TASK BRIEF: The lines below should be written out again in full, exactly as they are.

[Excerpts from a dataset]
--------

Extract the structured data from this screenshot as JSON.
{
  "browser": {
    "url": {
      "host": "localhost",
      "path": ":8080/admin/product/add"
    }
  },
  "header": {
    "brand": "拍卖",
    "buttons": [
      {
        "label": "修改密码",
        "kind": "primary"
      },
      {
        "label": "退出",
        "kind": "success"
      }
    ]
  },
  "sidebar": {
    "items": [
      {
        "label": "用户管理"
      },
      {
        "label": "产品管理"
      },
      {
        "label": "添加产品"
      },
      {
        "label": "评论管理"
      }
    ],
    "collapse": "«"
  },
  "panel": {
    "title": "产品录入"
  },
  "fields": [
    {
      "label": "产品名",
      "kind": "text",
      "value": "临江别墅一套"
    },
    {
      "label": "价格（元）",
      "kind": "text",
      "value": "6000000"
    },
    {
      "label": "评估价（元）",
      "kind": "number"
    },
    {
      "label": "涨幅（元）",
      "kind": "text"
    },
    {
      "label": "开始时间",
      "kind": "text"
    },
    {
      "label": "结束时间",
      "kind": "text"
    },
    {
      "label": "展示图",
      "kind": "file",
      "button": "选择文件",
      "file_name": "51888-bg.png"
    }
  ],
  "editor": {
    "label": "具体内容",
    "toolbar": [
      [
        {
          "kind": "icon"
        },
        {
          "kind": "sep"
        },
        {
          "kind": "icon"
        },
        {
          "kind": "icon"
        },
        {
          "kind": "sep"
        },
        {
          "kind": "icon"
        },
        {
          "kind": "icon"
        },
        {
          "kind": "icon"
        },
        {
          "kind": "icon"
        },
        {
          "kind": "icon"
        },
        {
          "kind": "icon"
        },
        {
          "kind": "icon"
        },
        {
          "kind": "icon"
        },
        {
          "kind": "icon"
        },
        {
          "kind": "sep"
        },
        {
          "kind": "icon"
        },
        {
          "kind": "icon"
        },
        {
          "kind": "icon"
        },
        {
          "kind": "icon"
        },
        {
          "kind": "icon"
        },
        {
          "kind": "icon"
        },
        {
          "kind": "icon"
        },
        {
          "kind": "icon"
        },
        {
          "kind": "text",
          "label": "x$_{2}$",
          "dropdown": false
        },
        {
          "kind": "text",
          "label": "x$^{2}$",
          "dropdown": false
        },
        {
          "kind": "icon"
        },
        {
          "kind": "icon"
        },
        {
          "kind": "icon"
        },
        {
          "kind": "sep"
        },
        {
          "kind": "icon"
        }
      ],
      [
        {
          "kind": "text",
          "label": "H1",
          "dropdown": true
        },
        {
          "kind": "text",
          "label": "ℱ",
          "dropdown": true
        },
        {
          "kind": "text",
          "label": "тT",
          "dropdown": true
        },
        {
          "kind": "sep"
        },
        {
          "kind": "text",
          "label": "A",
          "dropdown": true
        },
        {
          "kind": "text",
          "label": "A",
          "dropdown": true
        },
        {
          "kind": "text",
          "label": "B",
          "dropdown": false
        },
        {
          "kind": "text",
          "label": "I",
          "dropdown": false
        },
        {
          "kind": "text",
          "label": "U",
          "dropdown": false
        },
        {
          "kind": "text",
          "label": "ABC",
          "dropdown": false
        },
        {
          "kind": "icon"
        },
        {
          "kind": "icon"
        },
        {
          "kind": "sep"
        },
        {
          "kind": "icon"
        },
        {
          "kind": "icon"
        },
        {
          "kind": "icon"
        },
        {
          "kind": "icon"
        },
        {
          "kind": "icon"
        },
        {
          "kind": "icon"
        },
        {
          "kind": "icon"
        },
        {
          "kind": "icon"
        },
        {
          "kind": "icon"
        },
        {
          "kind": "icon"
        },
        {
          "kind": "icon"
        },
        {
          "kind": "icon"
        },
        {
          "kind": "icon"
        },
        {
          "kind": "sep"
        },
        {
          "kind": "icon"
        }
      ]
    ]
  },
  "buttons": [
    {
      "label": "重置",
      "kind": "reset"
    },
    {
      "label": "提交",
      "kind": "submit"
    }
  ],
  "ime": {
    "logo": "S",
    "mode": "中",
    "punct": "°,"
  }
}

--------

COMPLETED EXERCISE:
Extract the structured data from this screenshot as JSON.
{
  "browser": {
    "url": {
      "host": "localhost",
      "path": ":8080/admin/product/add"
    }
  },
  "header": {
    "brand": "拍卖",
    "buttons": [
      {
        "label": "修改密码",
        "kind": "primary"
      },
      {
        "label": "退出",
        "kind": "success"
      }
    ]
  },
  "sidebar": {
    "items": [
      {
        "label": "用户管理"
      },
      {
        "label": "产品管理"
      },
      {
        "label": "添加产品"
      },
      {
        "label": "评论管理"
      }
    ],
    "collapse": "«"
  },
  "panel": {
    "title": "产品录入"
  },
  "fields": [
    {
      "label": "产品名",
      "kind": "text",
      "value": "临江别墅一套"
    },
    {
      "label": "价格（元）",
      "kind": "text",
      "value": "6000000"
    },
    {
      "label": "评估价（元）",
      "kind": "number"
    },
    {
      "label": "涨幅（元）",
      "kind": "text"
    },
    {
      "label": "开始时间",
      "kind": "text"
    },
    {
      "label": "结束时间",
      "kind": "text"
    },
    {
      "label": "展示图",
      "kind": "file",
      "button": "选择文件",
      "file_name": "51888-bg.png"
    }
  ],
  "editor": {
    "label": "具体内容",
    "toolbar": [
      [
        {
          "kind": "icon"
        },
        {
          "kind": "sep"
        },
        {
          "kind": "icon"
        },
        {
          "kind": "icon"
        },
        {
          "kind": "sep"
        },
        {
          "kind": "icon"
        },
        {
          "kind": "icon"
        },
        {
          "kind": "icon"
        },
        {
          "kind": "icon"
        },
        {
          "kind": "icon"
        },
        {
          "kind": "icon"
        },
        {
          "kind": "icon"
        },
        {
          "kind": "icon"
        },
        {
          "kind": "icon"
        },
        {
          "kind": "sep"
        },
        {
          "kind": "icon"
        },
        {
          "kind": "icon"
        },
        {
          "kind": "icon"
        },
        {
          "kind": "icon"
        },
        {
          "kind": "icon"
        },
        {
          "kind": "icon"
        },
        {
          "kind": "icon"
        },
        {
          "kind": "icon"
        },
        {
          "kind": "text",
          "label": "x$_{2}$",
          "dropdown": false
        },
        {
          "kind": "text",
          "label": "x$^{2}$",
          "dropdown": false
        },
        {
          "kind": "icon"
        },
        {
          "kind": "icon"
        },
        {
          "kind": "icon"
        },
        {
          "kind": "sep"
        },
        {
          "kind": "icon"
        }
      ],
      [
        {
          "kind": "text",
          "label": "H1",
          "dropdown": true
        },
        {
          "kind": "text",
          "label": "ℱ",
          "dropdown": true
        },
        {
          "kind": "text",
          "label": "тT",
          "dropdown": true
        },
        {
          "kind": "sep"
        },
        {
          "kind": "text",
          "label": "A",
          "dropdown": true
        },
        {
          "kind": "text",
          "label": "A",
          "dropdown": true
        },
        {
          "kind": "text",
          "label": "B",
          "dropdown": false
        },
        {
          "kind": "text",
          "label": "I",
          "dropdown": false
        },
        {
          "kind": "text",
          "label": "U",
          "dropdown": false
        },
        {
          "kind": "text",
          "label": "ABC",
          "dropdown": false
        },
        {
          "kind": "icon"
        },
        {
          "kind": "icon"
        },
        {
          "kind": "sep"
        },
        {
          "kind": "icon"
        },
        {
          "kind": "icon"
        },
        {
          "kind": "icon"
        },
        {
          "kind": "icon"
        },
        {
          "kind": "icon"
        },
        {
          "kind": "icon"
        },
        {
          "kind": "icon"
        },
        {
          "kind": "icon"
        },
        {
          "kind": "icon"
        },
        {
          "kind": "icon"
        },
        {
          "kind": "icon"
        },
        {
          "kind": "icon"
        },
        {
          "kind": "icon"
        },
        {
          "kind": "sep"
        },
        {
          "kind": "icon"
        }
      ]
    ]
  },
  "buttons": [
    {
      "label": "重置",
      "kind": "reset"
    },
    {
      "label": "提交",
      "kind": "submit"
    }
  ],
  "ime": {
    "logo": "S",
    "mode": "中",
    "punct": "°,"
  }
}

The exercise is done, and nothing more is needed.